Tuesday, April 1, 2008

REM - "Accelerate" (Warner Bros. 2008)

As you're probably aware, there's an immense amount of hype surrounding the release of this record. So why should an uppity little shit like me bother reviewing it? Well, see if you can make it to the bottom and maybe you'll understand.

In 1986 the only exposure I had had to REM was the video for "Can't Get There From Here" that had been rotating on MTV. I based an assumption that they were a lame new wave band from that song and video and had put them out of my mind with the heaps of other crap being released at the time. In early 1987 it so happened I was in a car with a friend of my girlfriend's brother waiting on somebody one night (don't ask). He popped in a cassette and one of the most searing, honest to God rock 'n' roll songs I had ever heard erupted from the speakers. "Who the fuck is this?" I asked my passing acquaintance. After looking at me like I was a clueless hick dressed up like a punk rocker (let's not explore that too deeply) he answered, "REM". The song was "Begin the Begin" and the album was Lifes Rich Pageant (IRS Records 1986). My opinion of the band changed immediately. I went out and bought everything by them. I had found music that wasn't punk rock but still was the very essence of rock 'n' roll. I only wished (and still do) that I had clued in earlier.

Document (IRS Records 1987) was released later that year and I was again knocked on my ass.

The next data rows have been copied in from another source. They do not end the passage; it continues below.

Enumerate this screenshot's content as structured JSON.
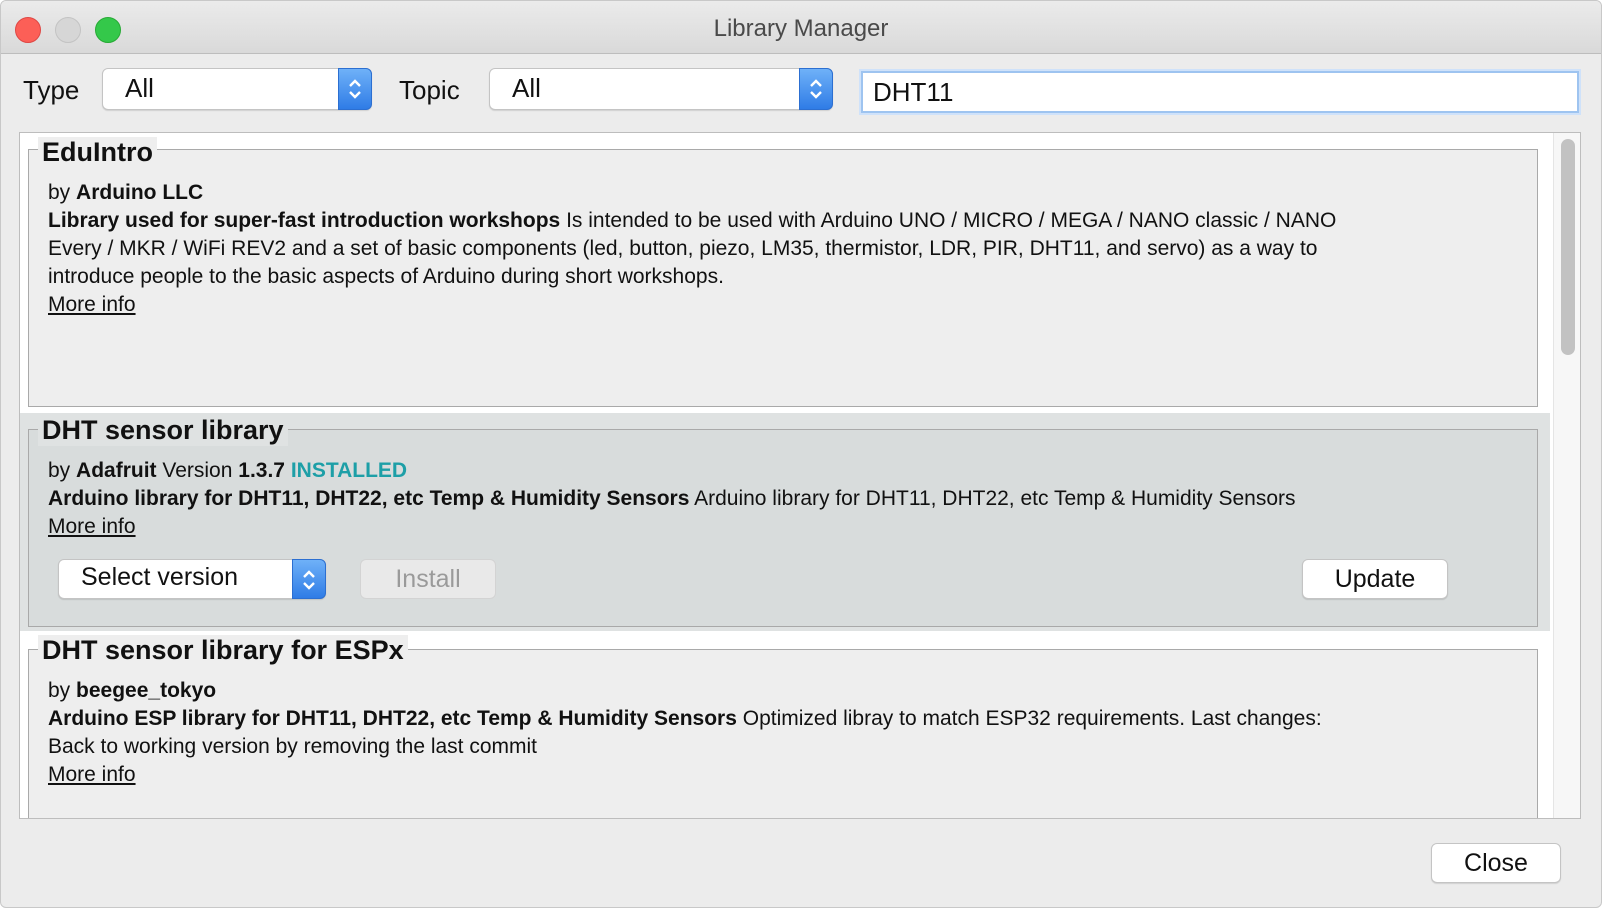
{
  "window": {
    "title": "Library Manager"
  },
  "filters": {
    "type_label": "Type",
    "type_value": "All",
    "topic_label": "Topic",
    "topic_value": "All",
    "search_value": "DHT11"
  },
  "libraries": [
    {
      "name": "EduIntro",
      "by_label": "by",
      "author": "Arduino LLC",
      "summary": "Library used for super-fast introduction workshops",
      "description_line1": "Is intended to be used with Arduino UNO / MICRO / MEGA / NANO classic / NANO",
      "description_line2": "Every / MKR / WiFi REV2 and a set of basic components (led, button, piezo, LM35, thermistor, LDR, PIR, DHT11, and servo) as a way to",
      "description_line3": "introduce people to the basic aspects of Arduino during short workshops.",
      "more_info": "More info"
    },
    {
      "name": "DHT sensor library",
      "by_label": "by",
      "author": "Adafruit",
      "version_label": "Version",
      "version": "1.3.7",
      "status": "INSTALLED",
      "summary": "Arduino library for DHT11, DHT22, etc Temp & Humidity Sensors",
      "description": "Arduino library for DHT11, DHT22, etc Temp & Humidity Sensors",
      "more_info": "More info",
      "select_version": "Select version",
      "install": "Install",
      "update": "Update"
    },
    {
      "name": "DHT sensor library for ESPx",
      "by_label": "by",
      "author": "beegee_tokyo",
      "summary": "Arduino ESP library for DHT11, DHT22, etc Temp & Humidity Sensors",
      "description_line1": "Optimized libray to match ESP32 requirements. Last changes:",
      "description_line2": "Back to working version by removing the last commit",
      "more_info": "More info"
    }
  ],
  "footer": {
    "close": "Close"
  },
  "colors": {
    "installed": "#1d9fa7",
    "link": "#1f37c7",
    "combo_accent": "#2f7ce6"
  }
}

This was American post punk. Fuck that - this was American rock 'n' roll combining the most admirable qualities of the music of The 60's and early 70's and updating it through the filter of punk and post punk. And it was from the USA, dammit. It left Springsteen and Johnny Cougar (or whatever the fuck he was calling himself back then) so far back in the dust you could neither see nor give a shit about them. Straight up American rock 'n' roll that didn't suck. In the 1980's. Saints forefend.

Then came the disappointment of Green (WEA 1988). To me, it was downhill from there. The spirit was gone. Michael Stipe's lyrics, always introspective, became self consciously introspective and maudlin. Peter Buck's by turns fiery and beautifully melodic guitar work seemed more and more an afterthought. The music kept getting mellower and more radio friendly. There was the well intentioned attempt to return to rock 'n' roll with 1994's lackluster Monster, but you could tell their hearts weren't in it. More mellow, boring records were to follow. The songs were formulaic and all sounded the same. I gave up. In my mind one of my favorite bands had faded away without even realizing it.

As I was wandering through a certain soulless corporate chain electronic gadgets store in search of a gift today I noticed the last copy of REM's latest, Accelerate, on the best seller rack. What the fuck?, I thought, I'll give it a shot for old time's sake.

I slid the CD into the player in my van not expecting much. What came blasting out of the speakers was one of the most searing, honest to God rock 'n' roll songs I've heard in a long time. Album launcher "Living Well is the Best Revenge" is not only the strongest album opener from REM since "Begin the Begin", it's one of the strongest album openers I can bring to recent memory. Any fears of formulaic repetition are dispelled with the following track, "Man-Sized Wreath" - vintage REM with a hooky verse broken up by some minor key audial weirdness turning around into an anthemic chorus. Track three - immediate guitar hook, great vocal melody, brilliant sing-along chorus.

This is the record that should have followed Document. It's got all the pop hooks, musical experimentalism, esoteric lyrics with a strongly political undertone, and dynamics to spare that characterized the classic years of REM. "Mr. Richards" is reminiscent of "Finest Worksong", building on its intrinsic droning construction, "Until the Day is Done" is mellow and overtly political, "Horse to Water" builds on the choppy verse - smooth, melodic chorus dynamic found in many REM songs and takes the prize for strongest track, "Houston" is odd in that fashion that is uniquely REM.

This might all smack of a nostalgia record - returning to a tried and true formula to shake things up and make some old fans happy. That isn't the case. This album displays a return to the spirit of classic REM, and while they certainly pull some familiar tricks out of the bag, this record sounds as fresh and contemporary as anything out there.

I know all this is much more specific that I tend to get with a record review, but hearing Accelerate was, for me, like finding out a friend you thought was dead is actually alive and well. He's just been missing for 20 years. I had consigned REM to a relic of my youth, and here they come, spinning my head around by proving they still have it in them to be one of the greatest rock 'n' roll bands in the world.

Record labels typically generate hype to disguise the fact that they're releasing a weak product upon which they blew the bank. But occasionally, very occasionally, the hype is there because there's a fucking masterpiece worthy of it. I think you've got a pretty good idea of what I think. Go buy it and decide for yourself.

4 out of 4 fables


Jane said...

this is very good news indeed.

MiseryCreek said...

You're telling me. A few more surprises like this in my life and I might not die of a broken heart.